A cursory spin of the works of Sharon Jones could leave one with the impression that these tracks were recorded in the golden era of soul in the late ’60s and early ’70s. But that’s not the case. Formed in the mid ’90s, Sharon Jones and the Dap-Kings are a Brooklyn-based funk-soul revivalist band whose tastes remain locked in that gorgeous bygone era. Despite their lack of radio success, the band has developed a huge following worldwide with Jones herself often being described as the female James Brown. When Jones met the Godfather of Soul early in her career, he affectionately dubbed her “his daughter,” a compliment which so moved the singer that her eyes can be seen rimmed with joyful tears in the resulting photograph. Before rising to this critical and audience acclaim, Jones even supported herself as a corrections officer after being told by a record company executive she was “too short and too dark skinned” to be a music star.
In 2013, Jones was diagnosed with stage two pancreatic cancer, a tragic turn which causes her bustling career on-stage to be reluctantly put on hold. Filmmaker Barbara Kopple‘s tenderly life-affirming documentary account of this period, Miss Sharon Jones!, charts the singer’s soaring highs and painful lows with inspiring strength and dignity, revealing Jones to be a lively and utterly unsinkable woman. Kopple’s film doesn’t dwell on the early hardships for long, as her subject is too indomitable to be dissuaded from her artform by institutional racism, let alone her pressing medical problems.
Jones’ music, an ever-present element in the film, always hums in the background until finally taking center stage when Kopple offers an extended glimpse of the Dap-Kings in concert. Even in the studio, a remarkable purity of artistic conception and execution can be witnessed as these musicians collaborate to make the exact album they heard in their heads. There’s no creative squabbling or record company interference. This is not that type of documentary. (The group is signed to Daptone Records, so I’m sure you can do the math.) This is a family who know each other very well, and as they attest in the film, have even spent years cramped on tour vans forced to smell each other’s sweat.
There’s an endearing motherly quality in Sharon Jones’ interactions with her fellow Dap-Kings. Late in the film, Jones storms out of a meeting after she’s informed the band wants to skip lunch.

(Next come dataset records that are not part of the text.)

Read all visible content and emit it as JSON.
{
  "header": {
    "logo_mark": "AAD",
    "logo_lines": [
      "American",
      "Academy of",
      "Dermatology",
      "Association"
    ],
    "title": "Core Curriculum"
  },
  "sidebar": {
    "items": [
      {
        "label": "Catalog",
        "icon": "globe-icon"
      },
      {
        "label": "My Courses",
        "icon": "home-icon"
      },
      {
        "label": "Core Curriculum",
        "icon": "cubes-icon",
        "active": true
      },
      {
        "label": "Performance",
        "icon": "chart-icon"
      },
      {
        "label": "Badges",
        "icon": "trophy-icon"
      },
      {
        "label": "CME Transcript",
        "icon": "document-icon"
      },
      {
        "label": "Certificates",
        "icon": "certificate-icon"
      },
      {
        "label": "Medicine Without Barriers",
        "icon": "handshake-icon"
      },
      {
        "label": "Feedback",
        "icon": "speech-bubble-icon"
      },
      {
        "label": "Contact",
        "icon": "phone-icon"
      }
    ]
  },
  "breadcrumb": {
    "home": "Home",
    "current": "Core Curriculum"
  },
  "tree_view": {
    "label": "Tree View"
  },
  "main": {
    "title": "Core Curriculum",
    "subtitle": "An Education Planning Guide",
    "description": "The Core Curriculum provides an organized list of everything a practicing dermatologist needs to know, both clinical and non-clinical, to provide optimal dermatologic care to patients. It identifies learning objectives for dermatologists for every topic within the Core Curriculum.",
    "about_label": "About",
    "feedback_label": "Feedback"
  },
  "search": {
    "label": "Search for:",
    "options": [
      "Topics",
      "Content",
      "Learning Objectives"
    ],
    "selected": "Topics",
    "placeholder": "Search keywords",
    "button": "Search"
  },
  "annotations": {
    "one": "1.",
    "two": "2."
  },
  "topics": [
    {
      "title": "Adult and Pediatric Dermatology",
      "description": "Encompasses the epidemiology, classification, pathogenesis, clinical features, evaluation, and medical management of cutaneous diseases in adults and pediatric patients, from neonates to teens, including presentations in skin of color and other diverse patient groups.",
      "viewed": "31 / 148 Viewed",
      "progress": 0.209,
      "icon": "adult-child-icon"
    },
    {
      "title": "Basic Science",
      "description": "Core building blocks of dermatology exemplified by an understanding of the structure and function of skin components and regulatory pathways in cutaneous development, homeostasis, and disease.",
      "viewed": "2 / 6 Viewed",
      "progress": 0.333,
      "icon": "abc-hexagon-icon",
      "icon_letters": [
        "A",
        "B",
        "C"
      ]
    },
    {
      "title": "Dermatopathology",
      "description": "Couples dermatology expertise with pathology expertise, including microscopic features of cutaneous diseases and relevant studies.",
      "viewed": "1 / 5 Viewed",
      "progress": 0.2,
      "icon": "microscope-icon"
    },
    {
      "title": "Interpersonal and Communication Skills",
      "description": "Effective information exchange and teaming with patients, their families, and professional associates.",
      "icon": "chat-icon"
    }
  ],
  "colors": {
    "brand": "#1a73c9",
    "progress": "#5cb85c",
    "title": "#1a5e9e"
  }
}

Sharon had been looking forward to going out to eat together as a team. As she leaves, scolding her boys, they finally jump to their feet, apologetically agreeing to lunch. If this is a family unit, Sharon Jones is unquestionably the Queen Mother.
The joyful charm found in the short sequence in which Jones goes fishing is one of the film’s most unexpected delights. It’s a sunny day and the grass is green, but something isn’t quite right. “I can’t go fishing without a cigar,” Jones exclaims, before lighting up a stogy on a riverbank, fishing rod tucked under her arm. Brimming with every note of the singer’s passionate life and attitude, Kopple’s film adeptly pinpoints the amiably specific nuances of Sharon’s personality, a gracious and matronly woman who nonetheless kicks aggressively loose when her music hits, and valiantly wages one hell of a fight with cancer.
As her cancer diagnosis brings their touring schedule to a standstill, along with their long awaited plans for a new album, the band members hold their breath, hoping for a miracle. Her manager, Alex, remains by Sharon’s side the entire story, another younger man who has come to see this woman as much more than merely his employer. One of the horn players eventually accepts a new gig with The Roots on The Tonight Show with Jimmy Fallon, but Jones bears no hard feelings. Perhaps artistic aspirations can wait, but without Sharon on-stage with her Dap-Kings, the band is left without a steady income, and a mounting stack of bills to pay.
Kopple is best known for her Academy Award-winning documentaries Harlan County USA and American Dream, both about labor strikes. She also captured a disarmingly insightful private portrait of Woody Allen in Wild Man Blues. Much like her study of Allen, Kopple’s camera catches fascinating snapshots of Sharon Jones at her most charismatic and alive, a true artist who cannot help but see the world differently. Watching the film, tears of joy alternate with bursts of warm levity, in particular one of the most endearingly funny moments occurs when Jones loses her shoe, mid-performance. When Sharon laughs, we laugh too, because what else can you do? The show must go on, whether or not you’re wearing shoes. A poignantly uplifting triumph, Miss Sharon Jones! is a deeply moving and often tearful victory lap after a life-altering struggle.
Miss Sharon Jones! opens in limited release on Friday, July 29.